*** DATA LISTING Section Begins ***
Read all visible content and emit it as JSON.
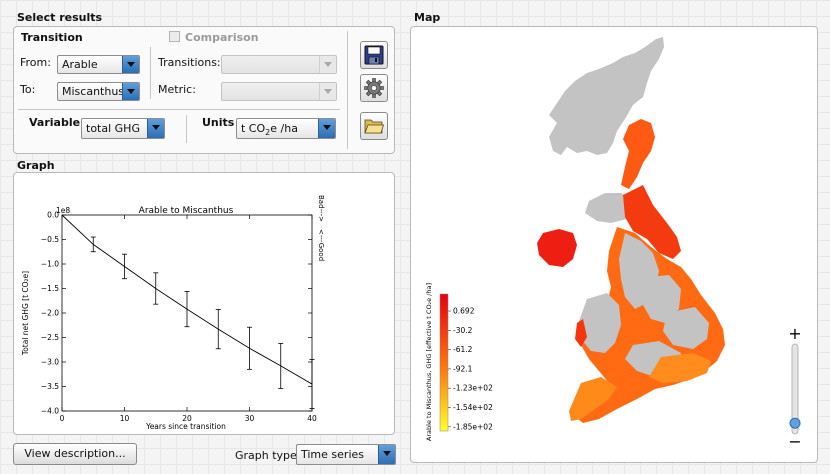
{
  "select_results": {
    "title": "Select results",
    "transition": {
      "heading": "Transition",
      "from_label": "From:",
      "from_value": "Arable",
      "to_label": "To:",
      "to_value": "Miscanthus",
      "comparison_label": "Comparison",
      "transitions_label": "Transitions:",
      "transitions_value": "",
      "metric_label": "Metric:",
      "metric_value": ""
    },
    "variable": {
      "label": "Variable",
      "value": "total GHG"
    },
    "units": {
      "label": "Units",
      "value_main": "t CO",
      "value_sub": "2",
      "value_rest": "e /ha"
    }
  },
  "toolbar": {
    "save_icon": "floppy-disk-icon",
    "settings_icon": "gear-icon",
    "open_icon": "folder-icon"
  },
  "graph": {
    "title": "Graph",
    "view_description_label": "View description...",
    "graph_type_label": "Graph type:",
    "graph_type_value": "Time series"
  },
  "chart_data": {
    "type": "line",
    "title": "Arable to Miscanthus",
    "xlabel": "Years since transition",
    "ylabel": "Total net GHG [t CO₂e]",
    "y_multiplier": "1e8",
    "xlim": [
      0,
      40
    ],
    "ylim": [
      -4.0,
      0.0
    ],
    "x_ticks": [
      "0",
      "10",
      "20",
      "30",
      "40"
    ],
    "y_ticks": [
      "0.0",
      "−0.5",
      "−1.0",
      "−1.5",
      "−2.0",
      "−2.5",
      "−3.0",
      "−3.5",
      "−4.0"
    ],
    "right_annotation_top": "Bad--->",
    "right_annotation_bottom": "<---Good",
    "series": [
      {
        "x": [
          0,
          5,
          10,
          15,
          20,
          25,
          30,
          35,
          40
        ],
        "y": [
          0.0,
          -0.6,
          -1.05,
          -1.5,
          -1.92,
          -2.33,
          -2.72,
          -3.08,
          -3.45
        ],
        "err": [
          0.0,
          0.15,
          0.25,
          0.32,
          0.36,
          0.4,
          0.43,
          0.46,
          0.5
        ]
      }
    ]
  },
  "map": {
    "title": "Map",
    "legend_title": "Arable to Miscanthus, GHG [effective t CO₂e /ha]",
    "legend_ticks": [
      "0.692",
      "-30.2",
      "-61.2",
      "-92.1",
      "-1.23e+02",
      "-1.54e+02",
      "-1.85e+02"
    ],
    "colors": {
      "high": "#e8000b",
      "mid": "#ff7a10",
      "low": "#ffff2a",
      "land": "#c3c3c3"
    },
    "zoom_in_label": "+",
    "zoom_out_label": "−",
    "zoom_level": 0.12
  }
}
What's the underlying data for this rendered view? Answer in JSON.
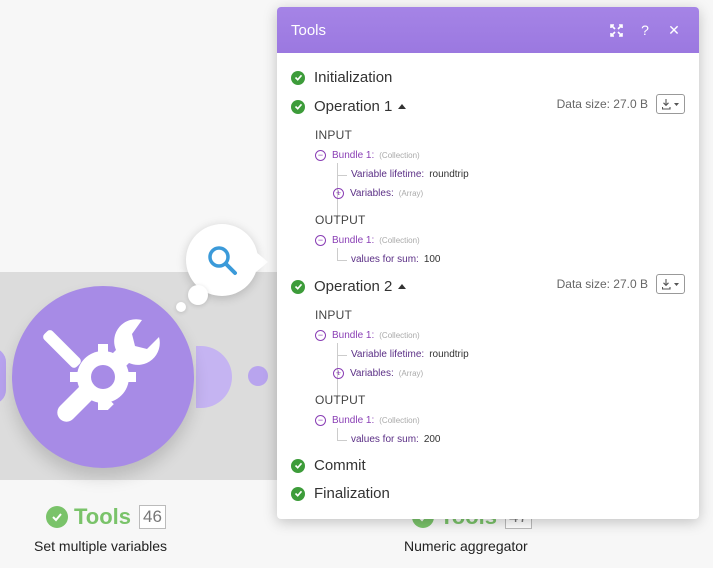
{
  "panel": {
    "title": "Tools",
    "buttons": {
      "expand": "expand-icon",
      "help": "?",
      "close": "✕"
    }
  },
  "stages": {
    "initialization": "Initialization",
    "commit": "Commit",
    "finalization": "Finalization"
  },
  "operations": [
    {
      "label": "Operation 1",
      "data_size": "Data size: 27.0 B",
      "input_label": "INPUT",
      "output_label": "OUTPUT",
      "input": {
        "bundle": "Bundle 1:",
        "bundle_type": "(Collection)",
        "lifetime_key": "Variable lifetime:",
        "lifetime_val": "roundtrip",
        "variables_key": "Variables:",
        "variables_type": "(Array)"
      },
      "output": {
        "bundle": "Bundle 1:",
        "bundle_type": "(Collection)",
        "sum_key": "values for sum:",
        "sum_val": "100"
      }
    },
    {
      "label": "Operation 2",
      "data_size": "Data size: 27.0 B",
      "input_label": "INPUT",
      "output_label": "OUTPUT",
      "input": {
        "bundle": "Bundle 1:",
        "bundle_type": "(Collection)",
        "lifetime_key": "Variable lifetime:",
        "lifetime_val": "roundtrip",
        "variables_key": "Variables:",
        "variables_type": "(Array)"
      },
      "output": {
        "bundle": "Bundle 1:",
        "bundle_type": "(Collection)",
        "sum_key": "values for sum:",
        "sum_val": "200"
      }
    }
  ],
  "modules": [
    {
      "name": "Tools",
      "count": "46",
      "subtitle": "Set multiple variables"
    },
    {
      "name": "Tools",
      "count": "47",
      "subtitle": "Numeric aggregator"
    }
  ],
  "colors": {
    "accent": "#9b78e0",
    "success": "#3d9c3a",
    "module": "#a78be6",
    "tree": "#8a3fb5"
  }
}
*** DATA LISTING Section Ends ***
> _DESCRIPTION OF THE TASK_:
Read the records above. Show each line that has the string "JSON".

> _SOLVED EXERCISE_:
Read all visible content and emit it as JSON.
What's the underlying data for this rendered view? Answer in JSON.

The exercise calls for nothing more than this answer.